Ulla Sippola in a 1992 Theater Hagen production of Lizzie Borden.
Beeson’s lyricism—especially moving in the parts of Aurelia and Jonathan in Captain Jinks of the Horse Marines, of Rose and Billy in The Sweet Bye and Bye, or of Roxane and her suitors in Cyrano—is informed by a painstakingly acquired knowledge of the acoustics of the voice. Speaking of the ethereal love scene (Act I, Scene II) of The Sweet Bye and Bye, the composer says, “My librettist’s words were wrong in tone, so I wrote my own, beginning ‘It’s so high up here. . . .’ The right tone had to be elevated—Straussian. For acoustical and physiological reasons, all high soprano vowels are modified towards the ‘ah’ sound. If a composer wants word clarity, why choose any but ‘ah’ words? My ‘high’—on a high note, naturally—includes a diphthong, a final ‘ee’ sound. But that’s quickly disposed of by a portamento (sliding) downwards, in the Italian manner. I’m not ashamed to acknowledge debts to Strauss and the Italians.”

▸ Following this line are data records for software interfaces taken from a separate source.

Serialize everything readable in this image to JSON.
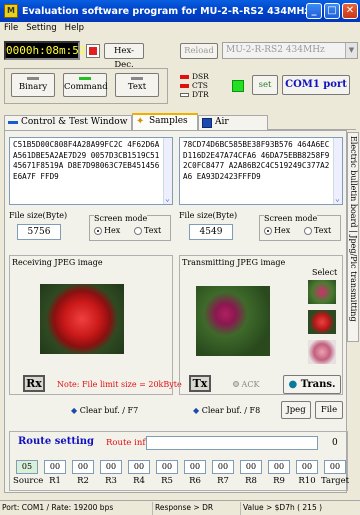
{
  "window": {
    "title": "Evaluation software program for MU-2-R-RS2 434MHz",
    "icon_letter": "M"
  },
  "menu": [
    "File",
    "Setting",
    "Help"
  ],
  "toolbar": {
    "timer": "0000h:08m:52s",
    "hex_dec_label": "Hex-Dec.",
    "reload_label": "Reload",
    "device_combo": "MU-2-R-RS2  434MHz"
  },
  "modes": {
    "binary": "Binary",
    "command": "Command",
    "text": "Text",
    "active": "Command"
  },
  "signals": {
    "dsr": "DSR",
    "cts": "CTS",
    "dtr": "DTR",
    "set_label": "set",
    "port_button": "COM1 port"
  },
  "tabs": [
    "Control & Test Window",
    "Samples",
    "Air Monitor"
  ],
  "side_tab": "Electric bulletin board | Jpeg/Pic transmitting",
  "receive": {
    "hex": "C51B5D00C808F4A28A99FC2C 4F62D6AA561DBE5A2AE7D29 0057D3CB1519C5145671F8519A D8E7D98063C7EB451456E6A7F FFD9",
    "file_size_label": "File size(Byte)",
    "file_size": "5756",
    "screen_mode_label": "Screen mode",
    "hex_option": "Hex",
    "text_option": "Text",
    "image_label": "Receiving JPEG image",
    "rx_label": "Rx",
    "note": "Note: File limit size = 20kByte",
    "clear_label": "Clear buf. / F7"
  },
  "transmit": {
    "hex": "78CD74D6BC585BE38F93B576 464A6ECD116D2E47A74CFA6 46DA75EBB8258F92C0FC8477 A2A86B2C4C519249C377A2A6 EA93D2423FFFD9",
    "file_size_label": "File size(Byte)",
    "file_size": "4549",
    "screen_mode_label": "Screen mode",
    "hex_option": "Hex",
    "text_option": "Text",
    "image_label": "Transmitting JPEG image",
    "select_label": "Select",
    "tx_label": "Tx",
    "ack_label": "ACK",
    "trans_label": "Trans.",
    "clear_label": "Clear buf. / F8",
    "jpeg_label": "Jpeg",
    "file_label": "File"
  },
  "route": {
    "title": "Route setting",
    "info_label": "Route inf.",
    "count": "0",
    "values": [
      "05",
      "00",
      "00",
      "00",
      "00",
      "00",
      "00",
      "00",
      "00",
      "00",
      "00",
      "00"
    ],
    "labels": [
      "Source",
      "R1",
      "R2",
      "R3",
      "R4",
      "R5",
      "R6",
      "R7",
      "R8",
      "R9",
      "R10",
      "Target"
    ]
  },
  "status": {
    "port": "Port: COM1 / Rate: 19200 bps",
    "response": "Response > DR",
    "value": "Value > $D7h ( 215 )"
  },
  "colors": {
    "titlebar": "#0044cc",
    "accent_red": "#e01010",
    "route_blue": "#1010c0",
    "led_green": "#22c022"
  }
}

Beeson’s settings of English can be colorful, sonorous, or hard-hitting, but the language is always intelligible. It is a language of extraordinary fluidity and emotional vitality for opera’s larger-than-life characters, a music of fresh and varied color that conveys equally well the immediacy and horror of the plight of the old, wheelchair-bound heroine in Sorry, Wrong Number or the romantic magic and illusion of youth in Dr. Heidegger. Occasionally Beeson writes lyrics, sometimes his own libretti. When not writing his own, he has been fortunate to work with librettists Richard Plant, Kenward Elmslie, and, for three operas, Broadway’s Sheldon Harnick, lyricist for Fiddler on the Roof and many other musicals.

Aspiring composers have a lot to learn from Beeson—how to capture the sweep of a story from a novel or a play; make a seamless transition from the singing to the spoken voice and back again; how to orchestrate so that the color of an instrument does not shadow and thus render the voice inaudible. In fact, orchestration is one of the most satisfying aspects of this music, drawing maximum color from the instruments while allowing the shape and significance of the word to reach the listener.

In the past fifty years, Italian composers, once the mainstay of opera, have largely moved on to other forms. How splendid that in this same time Jack Beeson, and his numerous composer and librettist colleagues, have been reinvigorating the 400-year-old operatic tradition, in a style the composer describes using only the essential word: “dramatic.”

—S. H.

Beeson: Don Hamerman. Beeson at seven, Beeson in My Heart's in the Highlands, and Sippola: Courtesy of Jack Beeson.